In July, Left Socialist-Revolutionaries assassinated Count Wilhelm von Mirbach, the German ambassador, in Petrograd, plunging the Soviet government into a major diplomatic crisis. Soon, Adolf Joffe, the Russian ambassador in Berlin, was also expelled. A beleaguered government then set up the Cheka, the ‘secret police’ authorised to combat counter-revolution and sabotage. As often happens with an internal security apparatus, the Cheka’s remit began getting wider, its powers more formidable. Every act of counter-revolutionary violence induced violent reprisals from the Cheka. Red Terror now confronted White Terror.
There were rumblings within Lenin’s party as well. Many senior leaders, including Nikolai Bukharin and Felix Dzerzhinsky, resigned from the central committee protesting against the Brest Litovsk ‘capitulation’. There were serious disagreements over economic planning, particularly agrarian policy and modes of capital accumulation. The Revolution was coping with it all – but only just.
Then on August 30, tragedy struck. Mossei Uritsky, a brilliant young member of the central committee, died to a right-wing assassin’s bullet in Petrograd. The same afternoon, Fanny Kaplan, a Socialist-Revolutionary, made an attempt on Lenin’s life as he was walking out, unattended, of a Moscow factory workers’ meeting. She shot at Lenin thrice, one of the bullets catching him on his neck, injuring him seriously. This was the second murder attempt on Lenin’s life. The security threat to the Revolution had been brought home with stunning immediacy.
The Bolsheviks now felt hemmed in from all sides. On top of it all, the prospects of an European revolution (on which they had pinned their fervent hopes) had never looked so bleak. Lenin, an ardent champion of the democratically-elected constituent assembly, dissolved the same assembly in January when he found that the Right S-Rs were leveraging their majority in the assembly to subvert all governmental functioning. Democracy and a free press seemed to be unaffordable luxuries in the straitened circumstances and, before the Bolsheviks knew it, their Revolution had begun its descent into authoritarianism.

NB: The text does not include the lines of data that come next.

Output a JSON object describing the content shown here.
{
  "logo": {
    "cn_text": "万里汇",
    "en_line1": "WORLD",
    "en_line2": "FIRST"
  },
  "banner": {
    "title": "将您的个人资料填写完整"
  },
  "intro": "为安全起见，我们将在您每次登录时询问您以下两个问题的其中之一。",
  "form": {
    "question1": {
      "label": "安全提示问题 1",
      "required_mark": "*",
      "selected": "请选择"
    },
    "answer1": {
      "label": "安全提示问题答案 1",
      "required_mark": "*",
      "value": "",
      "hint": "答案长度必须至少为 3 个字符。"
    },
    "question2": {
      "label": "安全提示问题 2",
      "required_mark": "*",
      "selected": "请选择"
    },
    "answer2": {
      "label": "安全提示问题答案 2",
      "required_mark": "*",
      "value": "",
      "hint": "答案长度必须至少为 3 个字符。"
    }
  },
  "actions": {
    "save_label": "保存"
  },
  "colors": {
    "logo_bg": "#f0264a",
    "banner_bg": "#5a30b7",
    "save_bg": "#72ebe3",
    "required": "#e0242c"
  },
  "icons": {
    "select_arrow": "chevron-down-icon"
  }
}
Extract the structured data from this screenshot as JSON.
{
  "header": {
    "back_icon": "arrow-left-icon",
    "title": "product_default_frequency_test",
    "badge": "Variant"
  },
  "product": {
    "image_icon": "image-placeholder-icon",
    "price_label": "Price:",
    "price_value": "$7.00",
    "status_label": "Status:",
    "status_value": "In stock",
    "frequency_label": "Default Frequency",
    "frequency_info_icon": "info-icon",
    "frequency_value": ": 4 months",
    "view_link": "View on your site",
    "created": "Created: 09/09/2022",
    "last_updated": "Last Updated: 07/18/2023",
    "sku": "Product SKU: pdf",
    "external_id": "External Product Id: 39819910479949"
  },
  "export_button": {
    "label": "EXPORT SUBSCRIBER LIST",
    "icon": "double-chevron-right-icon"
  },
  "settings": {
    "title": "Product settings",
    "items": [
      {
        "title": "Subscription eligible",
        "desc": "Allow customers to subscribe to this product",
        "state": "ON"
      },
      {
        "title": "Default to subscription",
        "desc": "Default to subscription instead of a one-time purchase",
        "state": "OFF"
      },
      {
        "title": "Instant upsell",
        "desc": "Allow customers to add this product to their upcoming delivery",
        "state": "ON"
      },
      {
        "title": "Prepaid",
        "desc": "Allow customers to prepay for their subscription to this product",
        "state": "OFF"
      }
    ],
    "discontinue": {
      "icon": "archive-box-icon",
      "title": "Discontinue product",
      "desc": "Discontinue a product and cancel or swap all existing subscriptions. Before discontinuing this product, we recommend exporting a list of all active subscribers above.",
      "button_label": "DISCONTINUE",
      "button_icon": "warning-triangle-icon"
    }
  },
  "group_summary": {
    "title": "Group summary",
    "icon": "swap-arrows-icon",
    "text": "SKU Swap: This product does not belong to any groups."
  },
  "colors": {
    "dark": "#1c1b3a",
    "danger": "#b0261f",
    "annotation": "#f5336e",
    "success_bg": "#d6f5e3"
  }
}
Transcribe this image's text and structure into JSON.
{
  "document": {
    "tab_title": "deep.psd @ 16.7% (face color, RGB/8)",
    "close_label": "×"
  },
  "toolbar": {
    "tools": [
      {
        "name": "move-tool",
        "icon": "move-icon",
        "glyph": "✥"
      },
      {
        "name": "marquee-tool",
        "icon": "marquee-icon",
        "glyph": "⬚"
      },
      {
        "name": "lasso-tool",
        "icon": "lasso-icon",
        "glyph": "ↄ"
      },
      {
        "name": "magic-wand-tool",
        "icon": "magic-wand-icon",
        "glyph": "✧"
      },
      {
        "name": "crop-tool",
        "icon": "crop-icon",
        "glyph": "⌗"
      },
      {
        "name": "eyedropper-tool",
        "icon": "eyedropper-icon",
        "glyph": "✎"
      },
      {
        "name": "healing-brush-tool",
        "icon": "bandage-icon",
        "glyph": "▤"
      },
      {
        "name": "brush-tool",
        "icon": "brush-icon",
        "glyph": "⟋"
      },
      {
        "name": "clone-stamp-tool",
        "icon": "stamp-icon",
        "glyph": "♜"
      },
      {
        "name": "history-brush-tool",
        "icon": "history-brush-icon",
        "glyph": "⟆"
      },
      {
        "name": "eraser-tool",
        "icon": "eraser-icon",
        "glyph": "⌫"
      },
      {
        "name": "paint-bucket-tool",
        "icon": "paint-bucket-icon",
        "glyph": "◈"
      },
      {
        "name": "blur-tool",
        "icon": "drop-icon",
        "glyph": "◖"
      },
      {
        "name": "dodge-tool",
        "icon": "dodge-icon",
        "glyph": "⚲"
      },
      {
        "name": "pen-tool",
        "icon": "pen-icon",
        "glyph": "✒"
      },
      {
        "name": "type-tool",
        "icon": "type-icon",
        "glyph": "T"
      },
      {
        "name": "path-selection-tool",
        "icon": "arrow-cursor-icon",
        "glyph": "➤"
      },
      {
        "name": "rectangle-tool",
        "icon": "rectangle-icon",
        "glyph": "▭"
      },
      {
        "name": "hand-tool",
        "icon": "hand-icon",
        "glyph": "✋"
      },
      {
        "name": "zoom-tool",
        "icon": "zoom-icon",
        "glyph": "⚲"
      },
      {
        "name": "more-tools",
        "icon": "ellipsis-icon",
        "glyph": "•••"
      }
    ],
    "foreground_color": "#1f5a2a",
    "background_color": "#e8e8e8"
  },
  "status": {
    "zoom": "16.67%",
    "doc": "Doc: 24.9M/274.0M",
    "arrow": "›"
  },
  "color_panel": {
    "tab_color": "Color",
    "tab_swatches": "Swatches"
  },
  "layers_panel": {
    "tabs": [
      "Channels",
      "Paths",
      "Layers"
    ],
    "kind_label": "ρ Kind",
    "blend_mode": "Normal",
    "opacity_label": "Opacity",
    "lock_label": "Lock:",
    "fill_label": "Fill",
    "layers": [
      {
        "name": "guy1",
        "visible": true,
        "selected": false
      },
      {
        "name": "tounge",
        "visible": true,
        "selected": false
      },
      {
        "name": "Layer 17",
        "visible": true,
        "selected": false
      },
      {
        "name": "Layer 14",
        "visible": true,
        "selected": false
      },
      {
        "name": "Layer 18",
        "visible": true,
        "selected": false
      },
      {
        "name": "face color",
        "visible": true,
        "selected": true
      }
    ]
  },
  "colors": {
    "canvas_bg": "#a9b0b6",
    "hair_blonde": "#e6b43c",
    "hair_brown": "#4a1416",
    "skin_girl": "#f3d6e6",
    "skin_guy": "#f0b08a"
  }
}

The sixth All-Russian Congress of Soviets met in an extraordinary session on November 6-9, 1918, to take on record the Revolution’s report card. Lenin delivered two important speeches here: one to mark the Revolution’s first anniversary, and the other to survey the international situation.
In the first, while recapitulating some of the Revolution’s stunning successes, he said:
…We have already realised that it was not on account of any merit of the Russian proletariat or that it was in advance of the others that we happened to begin the revolution….On the contrary, it was only because of the peculiar weakness and backwardness of capitalism, and the peculiar pressure of military strategic circumstances, that we happened … to move ahead of other detachments, while not waiting until they had caught us up. We are now making this review so as to take stock of our preparations for the battles that will face us in the coming revolution.
The second speech was a stark reminder of the important cross-roads that at the moment Russia stood at:
…(I)f we have never previously been so close to world revolution, then it is also true that we have never been in such a dangerous situation as we are now.
As always, his astringent realism guided the Revolution’s tallest leader to a clear choice: either save October, or allow it to perish with the knowledge that there would not be another October in the foreseeable future. Lenin knew that the Bolsheviks had to soldier on. The greatest realist among revolutionaries knew that it was impossible to be a revolutionary without also being a dreamer. The dream of world revolution had not forsaken Lenin and his comrades yet.